Anyway, after many of those long afternoons and evenings at the Navy Yard we finally finished the prototype of our bins and brought them across the river in a Uhaul van to NYU. With help from the wonderful Christina Ciambriello, we’d secured three locations for the prototype bins in the Silver Academic Lounges at the College of Arts and Sciences. I don’t know where we’d be without her help on this project. When the bins arrived she did more than her fair share to make sure that they were well taken care of.

Because when our bins finally did arrive, they were a mess. They leaked liquid all over the lounges and they were much more difficult to clean than the stainless steel bins that they replaced. For the following two weeks after we introduced the bins into the lounge spaces we were doing repairs on them. I bought a cordless drill as a birthday present for myself because there was so much work that we needed to do on them. And so we learned. And then our research project began.

With help from some of the building cleaners (Janitors that deserve more than just a name drop here because of their patience and understanding) we were able to collect and sort about 150 lbs of trash that went through the bins we put into the space. On Tuesday mornings at 9am we would go to a garage on campus and dump the contents of the bags onto an open floor so that we could look through them. It was so much fun—and so time consuming—that I thought for sure Tessa and I would fail our classes. We stopped sorting trash about a week before the end of school so that we could all pass our exams… and so that the two other members of the crew, Sebastian and Justin, could graduate on time.

It all rushed by in a blur. Sooner than we could really process the whole semester, I left New York to visit my father in Alaska, Tessa went off to work for the National Park Service in Cape Cod, and Justin and Sebastian started searching for long-term jobs that would provide them them more security than our bamboo plexiglass experiment was capable of offering. It’s been difficult for our team to stay energized. We’ll be completely honest there. As students trying to make our footing in the world after college, we have so many different priorities that it’s incredibly difficult to commit to digging through the trash.

We’ve been at a point of reflection. Ultimately, we know that there is an enormous amount of value in the work that we’ve accomplished over the past year. It helps for me (and perhaps you too) to put some of the bigger points in bullets:

  1. We’ve collected a wealth of data on trash in public spaces. The research study that we are in the midst of finishing (and publishing results to this blog), has shown just how effective the strategies we’re employing have actually been at reducing waste and increasing recycling rates.

  2. We created a better recycling bin. It isn’t perfect, but by starting the design process we’re so much closer to developing a product that will knock people’s socks off.

  3. We’ve made meaningful connections in the waste network and established ourselves as a meaningful presence at the school. Something that we can only hope to build off of when the fall semester starts again.

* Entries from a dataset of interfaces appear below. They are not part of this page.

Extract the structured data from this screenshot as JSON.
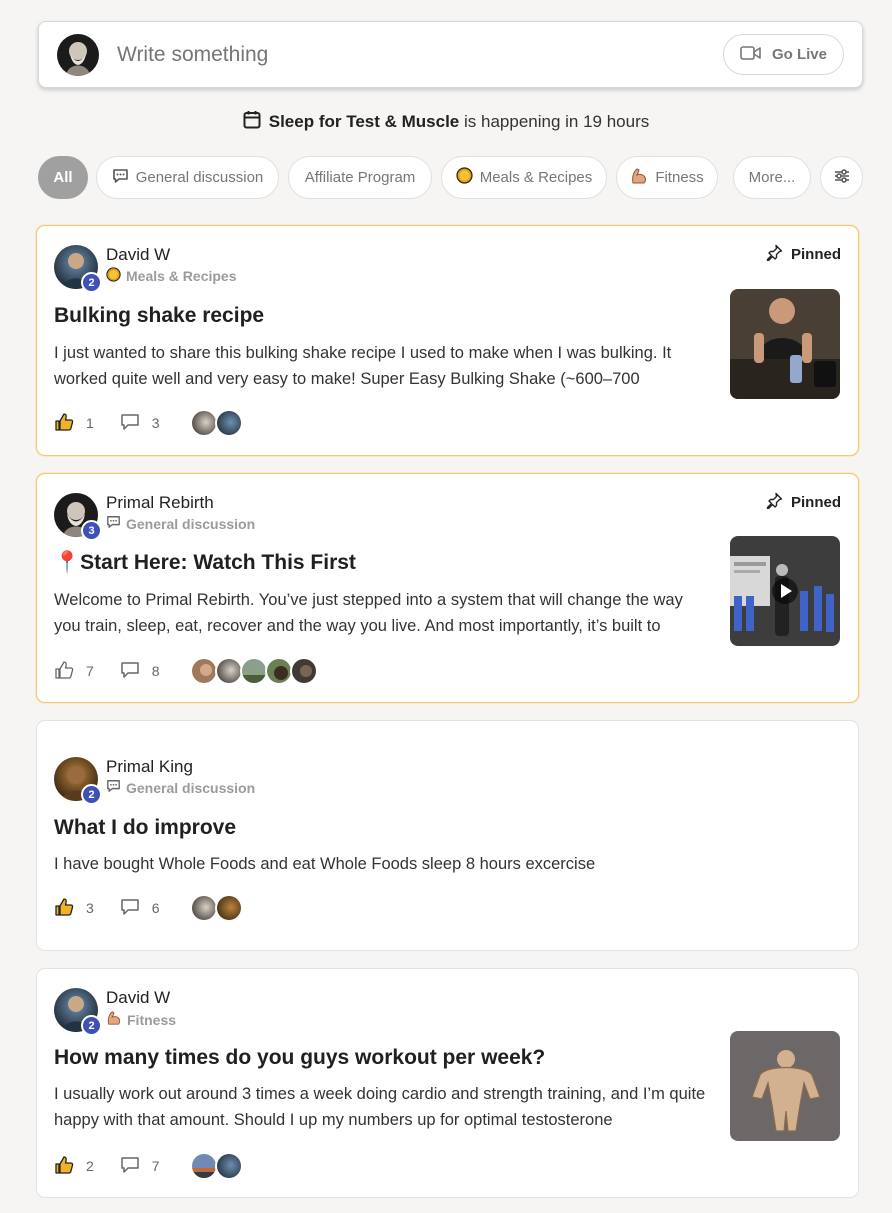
{
  "composer": {
    "placeholder": "Write something",
    "golive_label": "Go Live"
  },
  "event": {
    "name": "Sleep for Test & Muscle",
    "suffix": "is happening in 19 hours"
  },
  "filters": [
    {
      "label": "All",
      "icon": ""
    },
    {
      "label": "General discussion",
      "icon": "speech-bubble-icon"
    },
    {
      "label": "Affiliate Program",
      "icon": ""
    },
    {
      "label": "Meals & Recipes",
      "icon": "food-icon"
    },
    {
      "label": "Fitness",
      "icon": "flexed-biceps-icon"
    },
    {
      "label": "More...",
      "icon": ""
    }
  ],
  "posts": [
    {
      "author": "David W",
      "level": "2",
      "category": "Meals & Recipes",
      "category_icon": "food-icon",
      "pinned": true,
      "pinned_label": "Pinned",
      "title": "Bulking shake recipe",
      "body": "I just wanted to share this bulking shake recipe I used to make when I was bulking. It worked quite well and very easy to make! Super Easy Bulking Shake (~600–700",
      "likes": "1",
      "comments": "3",
      "liked": true
    },
    {
      "author": "Primal Rebirth",
      "level": "3",
      "category": "General discussion",
      "category_icon": "speech-bubble-icon",
      "pinned": true,
      "pinned_label": "Pinned",
      "title_emoji": "📍",
      "title": "Start Here: Watch This First",
      "body": "Welcome to Primal Rebirth. You’ve just stepped into a system that will change the way you train, sleep, eat, recover and the way you live. And most importantly, it’s built to",
      "likes": "7",
      "comments": "8",
      "liked": false
    },
    {
      "author": "Primal King",
      "level": "2",
      "category": "General discussion",
      "category_icon": "speech-bubble-icon",
      "pinned": false,
      "title": "What I do improve",
      "body": "I have bought Whole Foods and eat Whole Foods sleep 8 hours excercise",
      "likes": "3",
      "comments": "6",
      "liked": true
    },
    {
      "author": "David W",
      "level": "2",
      "category": "Fitness",
      "category_icon": "flexed-biceps-icon",
      "pinned": false,
      "title": "How many times do you guys workout per week?",
      "body": "I usually work out around 3 times a week doing cardio and strength training, and I’m quite happy with that amount. Should I up my numbers up for optimal testosterone",
      "likes": "2",
      "comments": "7",
      "liked": true
    }
  ],
  "colors": {
    "pinned_border": "#f4c86c",
    "level_badge": "#3f51b5",
    "active_chip": "#a0a0a0",
    "like_active": "#f2b227"
  }
}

Now. The adventure continues. In the coming months you’ll hear more from us and we hope that it won’t be as overwhelming as an entire years-worth of activities and foundation building. We’re looking forward to our research release (!), discussing incorporation and fundraising, better bin development (the how and how should we), and all of the wonderful books that are sitting beside our beds. We’ll put thoughts and feelings and creative energy into this space so that you can better understand just how we’re tackling issues that plague us.

Much love and tenderness,



1 Comment

Davis Saltonstall

Davis is the Director and Co-Founder of Return Recycling. He is a senior at NYU double majoring in Environmental Studies and Economics. Over the past 3 years he’s served in various positions with EarthMatters, the school’s largest environmental organization, worked as a Recycling Coordinator, and interned underneath the North East Clean Energy Council’s accelerator for cleantech startups. He was a 2014 Spark Clean Energy Fellow and a 2015 Udall Scholar.